ASSIGNMENT:
An exact, complete copy of the data is all that is needed.

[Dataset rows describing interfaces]
▶

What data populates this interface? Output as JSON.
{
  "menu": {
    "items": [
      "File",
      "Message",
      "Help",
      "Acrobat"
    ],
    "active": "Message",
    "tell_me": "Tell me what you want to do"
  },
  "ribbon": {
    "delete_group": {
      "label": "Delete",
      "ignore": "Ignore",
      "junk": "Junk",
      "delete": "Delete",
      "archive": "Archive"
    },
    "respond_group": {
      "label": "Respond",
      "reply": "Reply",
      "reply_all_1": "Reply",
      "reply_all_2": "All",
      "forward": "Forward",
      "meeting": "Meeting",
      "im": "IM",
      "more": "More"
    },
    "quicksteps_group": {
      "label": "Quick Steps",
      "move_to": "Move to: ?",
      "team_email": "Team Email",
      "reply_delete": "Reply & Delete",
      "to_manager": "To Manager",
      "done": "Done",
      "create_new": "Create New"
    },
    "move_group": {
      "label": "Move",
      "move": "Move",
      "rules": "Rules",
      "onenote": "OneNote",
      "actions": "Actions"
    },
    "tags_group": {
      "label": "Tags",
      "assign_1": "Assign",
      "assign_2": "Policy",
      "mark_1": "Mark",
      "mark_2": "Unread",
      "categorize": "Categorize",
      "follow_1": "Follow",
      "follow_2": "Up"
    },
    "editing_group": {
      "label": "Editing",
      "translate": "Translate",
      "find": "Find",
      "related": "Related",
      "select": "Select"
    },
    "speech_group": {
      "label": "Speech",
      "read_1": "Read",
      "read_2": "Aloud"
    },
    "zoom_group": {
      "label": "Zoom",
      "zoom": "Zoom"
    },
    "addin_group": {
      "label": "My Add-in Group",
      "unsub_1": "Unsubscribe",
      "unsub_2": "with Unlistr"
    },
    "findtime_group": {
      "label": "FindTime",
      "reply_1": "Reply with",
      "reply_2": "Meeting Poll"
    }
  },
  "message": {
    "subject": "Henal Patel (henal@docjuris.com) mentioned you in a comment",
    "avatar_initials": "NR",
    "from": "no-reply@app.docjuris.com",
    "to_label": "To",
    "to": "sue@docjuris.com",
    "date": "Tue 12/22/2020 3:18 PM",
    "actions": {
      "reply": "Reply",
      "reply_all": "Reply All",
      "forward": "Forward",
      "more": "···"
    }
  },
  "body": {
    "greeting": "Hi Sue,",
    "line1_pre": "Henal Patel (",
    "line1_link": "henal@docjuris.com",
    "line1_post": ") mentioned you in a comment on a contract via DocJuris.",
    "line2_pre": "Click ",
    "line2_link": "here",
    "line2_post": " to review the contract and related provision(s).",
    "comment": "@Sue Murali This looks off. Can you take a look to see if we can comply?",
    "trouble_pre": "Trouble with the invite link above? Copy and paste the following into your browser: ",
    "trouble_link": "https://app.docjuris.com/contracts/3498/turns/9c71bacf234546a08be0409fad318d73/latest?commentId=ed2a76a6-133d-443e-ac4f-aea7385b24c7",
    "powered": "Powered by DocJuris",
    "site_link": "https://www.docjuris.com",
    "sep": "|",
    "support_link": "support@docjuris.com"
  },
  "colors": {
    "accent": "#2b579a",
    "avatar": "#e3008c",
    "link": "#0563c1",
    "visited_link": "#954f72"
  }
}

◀

RESULT BELOW:
What data populates this interface? Output as JSON.
{
  "menu": {
    "items": [
      "File",
      "Message",
      "Help",
      "Acrobat"
    ],
    "active": "Message",
    "tell_me": "Tell me what you want to do"
  },
  "ribbon": {
    "delete_group": {
      "label": "Delete",
      "ignore": "Ignore",
      "junk": "Junk",
      "delete": "Delete",
      "archive": "Archive"
    },
    "respond_group": {
      "label": "Respond",
      "reply": "Reply",
      "reply_all_1": "Reply",
      "reply_all_2": "All",
      "forward": "Forward",
      "meeting": "Meeting",
      "im": "IM",
      "more": "More"
    },
    "quicksteps_group": {
      "label": "Quick Steps",
      "move_to": "Move to: ?",
      "team_email": "Team Email",
      "reply_delete": "Reply & Delete",
      "to_manager": "To Manager",
      "done": "Done",
      "create_new": "Create New"
    },
    "move_group": {
      "label": "Move",
      "move": "Move",
      "rules": "Rules",
      "onenote": "OneNote",
      "actions": "Actions"
    },
    "tags_group": {
      "label": "Tags",
      "assign_1": "Assign",
      "assign_2": "Policy",
      "mark_1": "Mark",
      "mark_2": "Unread",
      "categorize": "Categorize",
      "follow_1": "Follow",
      "follow_2": "Up"
    },
    "editing_group": {
      "label": "Editing",
      "translate": "Translate",
      "find": "Find",
      "related": "Related",
      "select": "Select"
    },
    "speech_group": {
      "label": "Speech",
      "read_1": "Read",
      "read_2": "Aloud"
    },
    "zoom_group": {
      "label": "Zoom",
      "zoom": "Zoom"
    },
    "addin_group": {
      "label": "My Add-in Group",
      "unsub_1": "Unsubscribe",
      "unsub_2": "with Unlistr"
    },
    "findtime_group": {
      "label": "FindTime",
      "reply_1": "Reply with",
      "reply_2": "Meeting Poll"
    }
  },
  "message": {
    "subject": "Henal Patel (henal@docjuris.com) mentioned you in a comment",
    "avatar_initials": "NR",
    "from": "no-reply@app.docjuris.com",
    "to_label": "To",
    "to": "sue@docjuris.com",
    "date": "Tue 12/22/2020 3:18 PM",
    "actions": {
      "reply": "Reply",
      "reply_all": "Reply All",
      "forward": "Forward",
      "more": "···"
    }
  },
  "body": {
    "greeting": "Hi Sue,",
    "line1_pre": "Henal Patel (",
    "line1_link": "henal@docjuris.com",
    "line1_post": ") mentioned you in a comment on a contract via DocJuris.",
    "line2_pre": "Click ",
    "line2_link": "here",
    "line2_post": " to review the contract and related provision(s).",
    "comment": "@Sue Murali This looks off. Can you take a look to see if we can comply?",
    "trouble_pre": "Trouble with the invite link above? Copy and paste the following into your browser: ",
    "trouble_link": "https://app.docjuris.com/contracts/3498/turns/9c71bacf234546a08be0409fad318d73/latest?commentId=ed2a76a6-133d-443e-ac4f-aea7385b24c7",
    "powered": "Powered by DocJuris",
    "site_link": "https://www.docjuris.com",
    "sep": "|",
    "support_link": "support@docjuris.com"
  },
  "colors": {
    "accent": "#2b579a",
    "avatar": "#e3008c",
    "link": "#0563c1",
    "visited_link": "#954f72"
  }
}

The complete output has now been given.